▸ **Exercise directions**:
Copy every record exactly, leaving the pictures out.

Excerpts from an interface dataset
BEGIN
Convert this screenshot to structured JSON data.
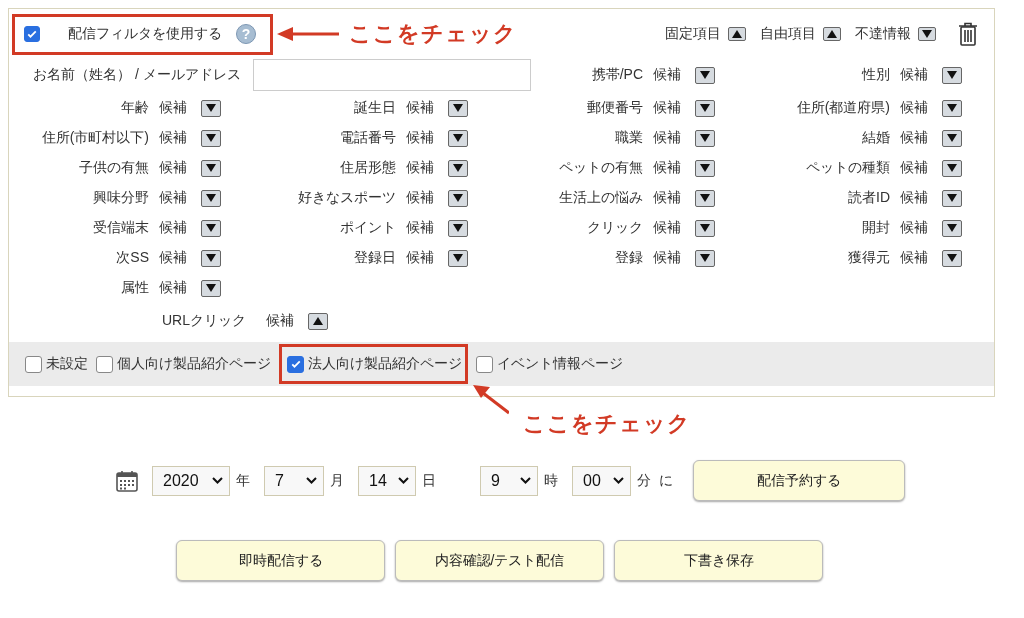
{
  "filter_toggle": {
    "label": "配信フィルタを使用する",
    "checked": true,
    "help": "?",
    "callout": "ここをチェック"
  },
  "header_toggles": [
    {
      "label": "固定項目",
      "expanded": true
    },
    {
      "label": "自由項目",
      "expanded": true
    },
    {
      "label": "不達情報",
      "expanded": false
    }
  ],
  "name_email": {
    "label": "お名前（姓名） / メールアドレス"
  },
  "first_row_fields": [
    {
      "label": "携帯/PC",
      "value": "候補",
      "expanded": false
    },
    {
      "label": "性別",
      "value": "候補",
      "expanded": false
    }
  ],
  "fields": [
    {
      "label": "年齢",
      "value": "候補",
      "expanded": false
    },
    {
      "label": "誕生日",
      "value": "候補",
      "expanded": false
    },
    {
      "label": "郵便番号",
      "value": "候補",
      "expanded": false
    },
    {
      "label": "住所(都道府県)",
      "value": "候補",
      "expanded": false
    },
    {
      "label": "住所(市町村以下)",
      "value": "候補",
      "expanded": false
    },
    {
      "label": "電話番号",
      "value": "候補",
      "expanded": false
    },
    {
      "label": "職業",
      "value": "候補",
      "expanded": false
    },
    {
      "label": "結婚",
      "value": "候補",
      "expanded": false
    },
    {
      "label": "子供の有無",
      "value": "候補",
      "expanded": false
    },
    {
      "label": "住居形態",
      "value": "候補",
      "expanded": false
    },
    {
      "label": "ペットの有無",
      "value": "候補",
      "expanded": false
    },
    {
      "label": "ペットの種類",
      "value": "候補",
      "expanded": false
    },
    {
      "label": "興味分野",
      "value": "候補",
      "expanded": false
    },
    {
      "label": "好きなスポーツ",
      "value": "候補",
      "expanded": false
    },
    {
      "label": "生活上の悩み",
      "value": "候補",
      "expanded": false
    },
    {
      "label": "読者ID",
      "value": "候補",
      "expanded": false
    },
    {
      "label": "受信端末",
      "value": "候補",
      "expanded": false
    },
    {
      "label": "ポイント",
      "value": "候補",
      "expanded": false
    },
    {
      "label": "クリック",
      "value": "候補",
      "expanded": false
    },
    {
      "label": "開封",
      "value": "候補",
      "expanded": false
    },
    {
      "label": "次SS",
      "value": "候補",
      "expanded": false
    },
    {
      "label": "登録日",
      "value": "候補",
      "expanded": false
    },
    {
      "label": "登録",
      "value": "候補",
      "expanded": false
    },
    {
      "label": "獲得元",
      "value": "候補",
      "expanded": false
    },
    {
      "label": "属性",
      "value": "候補",
      "expanded": false
    }
  ],
  "url_click": {
    "label": "URLクリック",
    "value": "候補",
    "expanded": true
  },
  "pages": [
    {
      "label": "未設定",
      "checked": false
    },
    {
      "label": "個人向け製品紹介ページ",
      "checked": false
    },
    {
      "label": "法人向け製品紹介ページ",
      "checked": true,
      "callout": "ここをチェック"
    },
    {
      "label": "イベント情報ページ",
      "checked": false
    }
  ],
  "schedule": {
    "year": "2020",
    "year_unit": "年",
    "month": "7",
    "month_unit": "月",
    "day": "14",
    "day_unit": "日",
    "hour": "9",
    "hour_unit": "時",
    "minute": "00",
    "minute_unit": "分",
    "suffix": "に",
    "button": "配信予約する"
  },
  "buttons": [
    "即時配信する",
    "内容確認/テスト配信",
    "下書き保存"
  ]
}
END
▸ **Answer section**:
Convert this screenshot to structured JSON data.
{
  "filter_toggle": {
    "label": "配信フィルタを使用する",
    "checked": true,
    "help": "?",
    "callout": "ここをチェック"
  },
  "header_toggles": [
    {
      "label": "固定項目",
      "expanded": true
    },
    {
      "label": "自由項目",
      "expanded": true
    },
    {
      "label": "不達情報",
      "expanded": false
    }
  ],
  "name_email": {
    "label": "お名前（姓名） / メールアドレス"
  },
  "first_row_fields": [
    {
      "label": "携帯/PC",
      "value": "候補",
      "expanded": false
    },
    {
      "label": "性別",
      "value": "候補",
      "expanded": false
    }
  ],
  "fields": [
    {
      "label": "年齢",
      "value": "候補",
      "expanded": false
    },
    {
      "label": "誕生日",
      "value": "候補",
      "expanded": false
    },
    {
      "label": "郵便番号",
      "value": "候補",
      "expanded": false
    },
    {
      "label": "住所(都道府県)",
      "value": "候補",
      "expanded": false
    },
    {
      "label": "住所(市町村以下)",
      "value": "候補",
      "expanded": false
    },
    {
      "label": "電話番号",
      "value": "候補",
      "expanded": false
    },
    {
      "label": "職業",
      "value": "候補",
      "expanded": false
    },
    {
      "label": "結婚",
      "value": "候補",
      "expanded": false
    },
    {
      "label": "子供の有無",
      "value": "候補",
      "expanded": false
    },
    {
      "label": "住居形態",
      "value": "候補",
      "expanded": false
    },
    {
      "label": "ペットの有無",
      "value": "候補",
      "expanded": false
    },
    {
      "label": "ペットの種類",
      "value": "候補",
      "expanded": false
    },
    {
      "label": "興味分野",
      "value": "候補",
      "expanded": false
    },
    {
      "label": "好きなスポーツ",
      "value": "候補",
      "expanded": false
    },
    {
      "label": "生活上の悩み",
      "value": "候補",
      "expanded": false
    },
    {
      "label": "読者ID",
      "value": "候補",
      "expanded": false
    },
    {
      "label": "受信端末",
      "value": "候補",
      "expanded": false
    },
    {
      "label": "ポイント",
      "value": "候補",
      "expanded": false
    },
    {
      "label": "クリック",
      "value": "候補",
      "expanded": false
    },
    {
      "label": "開封",
      "value": "候補",
      "expanded": false
    },
    {
      "label": "次SS",
      "value": "候補",
      "expanded": false
    },
    {
      "label": "登録日",
      "value": "候補",
      "expanded": false
    },
    {
      "label": "登録",
      "value": "候補",
      "expanded": false
    },
    {
      "label": "獲得元",
      "value": "候補",
      "expanded": false
    },
    {
      "label": "属性",
      "value": "候補",
      "expanded": false
    }
  ],
  "url_click": {
    "label": "URLクリック",
    "value": "候補",
    "expanded": true
  },
  "pages": [
    {
      "label": "未設定",
      "checked": false
    },
    {
      "label": "個人向け製品紹介ページ",
      "checked": false
    },
    {
      "label": "法人向け製品紹介ページ",
      "checked": true,
      "callout": "ここをチェック"
    },
    {
      "label": "イベント情報ページ",
      "checked": false
    }
  ],
  "schedule": {
    "year": "2020",
    "year_unit": "年",
    "month": "7",
    "month_unit": "月",
    "day": "14",
    "day_unit": "日",
    "hour": "9",
    "hour_unit": "時",
    "minute": "00",
    "minute_unit": "分",
    "suffix": "に",
    "button": "配信予約する"
  },
  "buttons": [
    "即時配信する",
    "内容確認/テスト配信",
    "下書き保存"
  ]
}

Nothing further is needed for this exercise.